Virtual classrooms have been a source of difficulty for Hamilton school boards since the schools opened in September. Teachers have reported having limited technology available to them, while parents have complained about difficulties for both teachers and students to get acquainted with the software used to conduct virtual education.
As of the latest reorganization, 9,050 HWDSB students are enrolled in online classes.
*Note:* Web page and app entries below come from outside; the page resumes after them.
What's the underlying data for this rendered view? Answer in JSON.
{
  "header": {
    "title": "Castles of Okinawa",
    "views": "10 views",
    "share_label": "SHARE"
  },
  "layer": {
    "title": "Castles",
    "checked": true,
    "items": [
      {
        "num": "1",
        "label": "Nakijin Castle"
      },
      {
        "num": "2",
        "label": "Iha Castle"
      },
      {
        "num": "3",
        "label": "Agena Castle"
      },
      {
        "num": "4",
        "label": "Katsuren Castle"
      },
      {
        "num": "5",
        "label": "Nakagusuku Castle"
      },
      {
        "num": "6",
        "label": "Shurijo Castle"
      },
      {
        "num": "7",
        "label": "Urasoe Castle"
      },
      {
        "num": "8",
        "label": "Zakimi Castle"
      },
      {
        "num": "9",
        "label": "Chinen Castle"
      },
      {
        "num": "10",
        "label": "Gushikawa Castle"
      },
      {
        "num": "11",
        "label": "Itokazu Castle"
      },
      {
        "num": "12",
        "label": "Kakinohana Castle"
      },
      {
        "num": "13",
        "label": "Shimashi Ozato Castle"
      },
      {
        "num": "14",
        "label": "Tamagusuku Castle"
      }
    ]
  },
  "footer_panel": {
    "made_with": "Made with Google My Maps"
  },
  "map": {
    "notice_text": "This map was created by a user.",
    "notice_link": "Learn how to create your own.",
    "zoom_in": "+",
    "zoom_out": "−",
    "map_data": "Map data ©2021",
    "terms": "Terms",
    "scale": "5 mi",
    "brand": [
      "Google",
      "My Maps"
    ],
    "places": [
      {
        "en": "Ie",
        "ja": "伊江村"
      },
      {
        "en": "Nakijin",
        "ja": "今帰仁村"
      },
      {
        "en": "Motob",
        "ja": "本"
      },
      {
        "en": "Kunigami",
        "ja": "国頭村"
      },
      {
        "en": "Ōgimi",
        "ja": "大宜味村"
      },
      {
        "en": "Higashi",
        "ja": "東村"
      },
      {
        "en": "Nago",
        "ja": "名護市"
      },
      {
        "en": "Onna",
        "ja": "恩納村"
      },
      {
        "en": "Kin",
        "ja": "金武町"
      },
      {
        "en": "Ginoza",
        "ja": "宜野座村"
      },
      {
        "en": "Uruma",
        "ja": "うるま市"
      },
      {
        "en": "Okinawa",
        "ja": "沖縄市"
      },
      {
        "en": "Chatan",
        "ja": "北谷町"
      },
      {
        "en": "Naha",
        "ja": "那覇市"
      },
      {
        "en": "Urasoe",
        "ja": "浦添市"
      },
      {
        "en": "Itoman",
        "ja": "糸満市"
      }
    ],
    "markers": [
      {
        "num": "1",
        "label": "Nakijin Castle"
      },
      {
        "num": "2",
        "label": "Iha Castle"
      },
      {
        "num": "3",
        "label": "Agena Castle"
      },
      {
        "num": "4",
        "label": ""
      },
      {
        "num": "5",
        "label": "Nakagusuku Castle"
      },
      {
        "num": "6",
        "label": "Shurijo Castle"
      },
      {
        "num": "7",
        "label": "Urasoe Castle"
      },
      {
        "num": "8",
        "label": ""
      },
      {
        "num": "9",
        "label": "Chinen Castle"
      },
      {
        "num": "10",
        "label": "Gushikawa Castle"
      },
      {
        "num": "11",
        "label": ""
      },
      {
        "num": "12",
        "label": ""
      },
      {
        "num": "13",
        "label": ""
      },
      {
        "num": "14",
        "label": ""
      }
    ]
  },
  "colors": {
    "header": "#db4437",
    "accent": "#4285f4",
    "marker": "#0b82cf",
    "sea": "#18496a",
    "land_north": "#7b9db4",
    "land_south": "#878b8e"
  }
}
The number jumped by a net total of 300 students in late October, when the board gave students an opportunity to decide if they wanted to switch from in-person classes to online or vice versa.
Bill Torrens, superintendent of student achievement at the HWDSB, said the board hopes to compensate for larger class sizes with good teaching staff.
“There is evidence that class size can have an impact on students, but good teaching practices still have a positive impact on students regardless of class size, too.”
Still, Torrens acknowledged that class sizes in the virtual school program are large.
“I know we always use the word unprecedented, but these are unpredictable times and there may be, for whatever reason, a move for parents to return to the bricks-and-mortar schools later on. If parents continue to want to come to remote learning, obviously we’d need to find a solution for that.”
The board has struggled with financial constraints that have resulted in fewer full-time teaching staff and smaller school budgets.
As part of last week’s reorganization, roughly 400 teachers were moved to new classes or schools while several full-time jobs were eliminated.
After discovering a potential budget deficit of $10 million by the end of the school year, the board recommended cutting back on some expenses, including teaching staff, which it has reduced to the tune of $2.3 million.
Jacob Lorinc, Local Journalism Initiative Reporter, The Hamilton Spectator